The Internet and social media platforms have evolved into spaces everyone can participate in. More and more young people are coming online to connect with their family and friends over things that matter to them. It’s important for parents to have open and honest dialogues with their teens about online safety, empowering themselves to stay safe online using free tools and resources available.
Meta works with experts in mental health, child psychology, digital literacy and more, to build features and tools so people can connect online safely and responsibly.
In addition to offering a wide range of online safety and privacy tools across its platforms, Meta’s newly launched Family Center in South Africa, is an online portal that gives power to parents and provides them with the means to safeguard their children and teens. Available across Meta technologies such as Instagram, the Family Center offers tools and resources to manage digital experiences across digital ecosystems.
Here are four ways Meta’s Family Center and platforms enable parents to support their children online.
1. Supervision tools
By linking Meta accounts, parents can unlock a wide range of supervision tools that let them actively participate in their child’s digital activity. And, while teenagers don’t always think it’s cool that parents are on the app too, having an online presence can be very beneficial.
Using Family Center on Instagram, parents can monitor who their teens are following and who follows them, as well as how much they spend on the platform every day. They can also set daily time limits to manage the time spent scrolling.
2. Education Hub
Not every parent knows how to approach the topic of online safety, or how to enforce it. That’s why Family Center’s Education Hub is an invaluable resource, providing parents with tips, insight, and comprehensive articles that help them and their families navigate online spaces.
Education Hub features expert input from leading parental organisations that specialise in media literacy, safety and communication, privacy, and overall digital well-being.
3. Healthy habits
South Africans are hooked on social media platforms, spending an average of three hours and 44 minutes online each day – more than the global average. Spending so much time online can result in us developing habits, which is why it’s vital that young people develop healthy ones.
For teens on Instagram, the ‘Take a Break’ feature allows them to make informed decisions and take control of how much time they spend on the app.
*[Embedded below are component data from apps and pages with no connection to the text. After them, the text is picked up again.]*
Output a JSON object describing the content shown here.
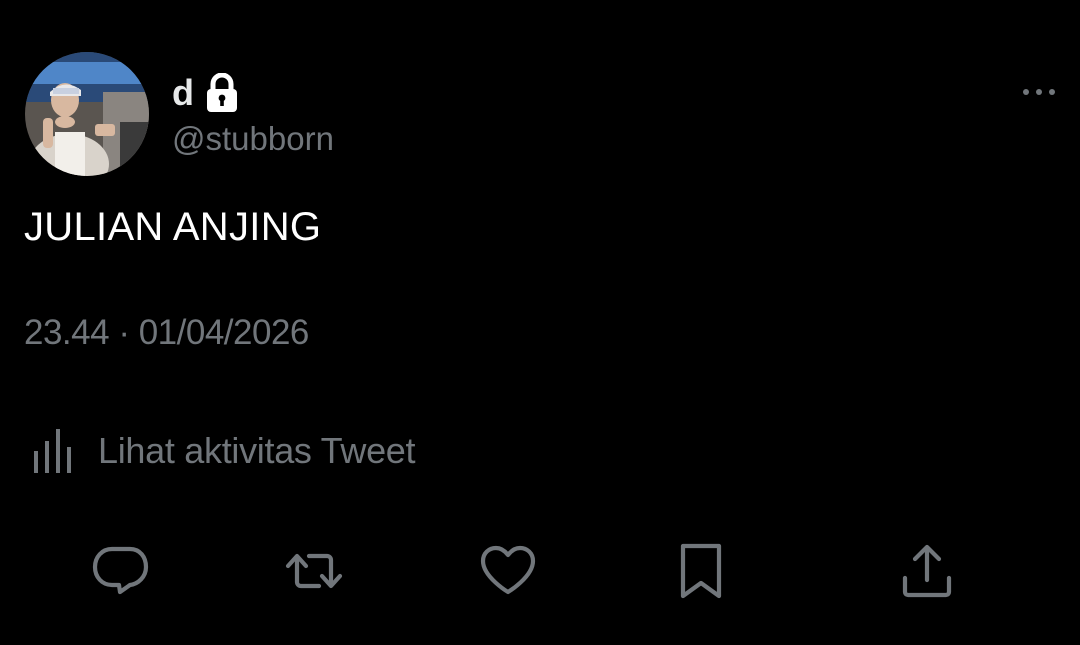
{
  "user": {
    "display_name": "d",
    "handle": "@stubborn",
    "avatar_icon": "user-avatar",
    "protected_icon": "lock-icon"
  },
  "tweet": {
    "text": "JULIAN ANJING",
    "time": "23.44",
    "separator": "·",
    "date": "01/04/2026"
  },
  "activity": {
    "label": "Lihat aktivitas Tweet",
    "icon": "analytics-icon"
  },
  "actions": [
    {
      "name": "reply",
      "icon": "reply-icon"
    },
    {
      "name": "retweet",
      "icon": "retweet-icon"
    },
    {
      "name": "like",
      "icon": "heart-icon"
    },
    {
      "name": "bookmark",
      "icon": "bookmark-icon"
    },
    {
      "name": "share",
      "icon": "share-icon"
    }
  ],
  "colors": {
    "background": "#000000",
    "primary_text": "#e7e9ea",
    "secondary_text": "#71767b"
  }
}
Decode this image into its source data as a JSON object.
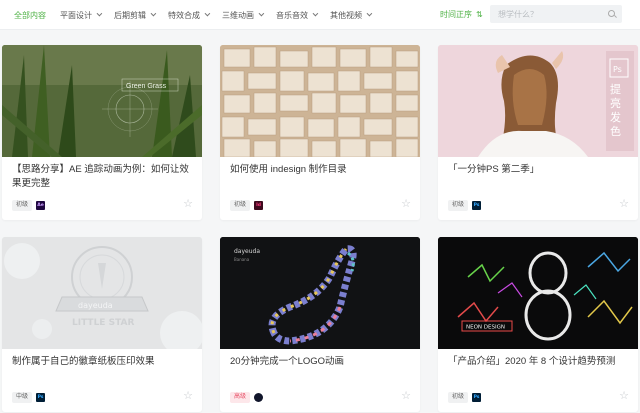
{
  "nav": {
    "items": [
      {
        "label": "全部内容",
        "active": true,
        "dropdown": false
      },
      {
        "label": "平面设计",
        "active": false,
        "dropdown": true
      },
      {
        "label": "后期剪辑",
        "active": false,
        "dropdown": true
      },
      {
        "label": "特效合成",
        "active": false,
        "dropdown": true
      },
      {
        "label": "三维动画",
        "active": false,
        "dropdown": true
      },
      {
        "label": "音乐音效",
        "active": false,
        "dropdown": true
      },
      {
        "label": "其他视频",
        "active": false,
        "dropdown": true
      }
    ],
    "sort_label": "时间正序",
    "sort_icon": "⇅"
  },
  "search": {
    "placeholder": "想学什么？"
  },
  "colors": {
    "accent": "#4fb246",
    "background": "#f5f6f7"
  },
  "cards": [
    {
      "title": "【思路分享】AE 追踪动画为例：如何让效果更完整",
      "level": "初级",
      "app": "Ae",
      "thumb_text": "Green Grass"
    },
    {
      "title": "如何使用 indesign 制作目录",
      "level": "初级",
      "app": "Id",
      "thumb_text": ""
    },
    {
      "title": "「一分钟PS 第二季」",
      "level": "初级",
      "app": "Ps",
      "thumb_text": "提亮发色"
    },
    {
      "title": "制作属于自己的徽章纸板压印效果",
      "level": "中级",
      "app": "Ps",
      "thumb_text": "dayeuda LITTLE STAR"
    },
    {
      "title": "20分钟完成一个LOGO动画",
      "level": "高级",
      "app": "C4D",
      "thumb_text": "dayeuda"
    },
    {
      "title": "「产品介绍」2020 年 8 个设计趋势预测",
      "level": "初级",
      "app": "Ps",
      "thumb_text": "NEON DESIGN"
    }
  ]
}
If a user has spent a certain amount of time scrolling, Instagram will ask them if they want to take a break and suggest setting reminders to take more breaks in the future.
In January Meta also introduced Quiet Mode on Instagram, a new feature to help people focus and to encourage them to set boundaries with their friends and followers. For example, when you turn on Quiet Mode, you won’t receive any notifications, your profile’s activity status will change to let people know you’re in Quiet Mode, and Meta will automatically send an auto-reply when someone sends you a DM. Meta is making Quiet Mode available to everyone on Instagram globally in the coming weeks.
4. Privacy by default
A big part of being in online spaces is the level of privacy those spaces provide. As such, there should always be privacy safeguards in place that determine what information other users can and cannot see.
For instance, Facebook users under the age of 16 are defaulted to certain privacy settings. This includes who can see their friends list, the people and Pages they follow, posts that they’re tagged in, and who can comment on their public posts.
These are just some of the ways that platforms like Facebook and Instagram work to maintain online safety and privacy.
“It’s only by taking a holistic approach, by offering comprehensive resources and effective methods to set and monitor boundaries, that we can make a real difference in young people’s lives. We want to help them connect and foster relationships in a safe and secure environment,” said Sylvia Musalagani, Safety Policy Manager for Africa, Middle East and Turkey at Meta.
📸August de Richelieu, Pexels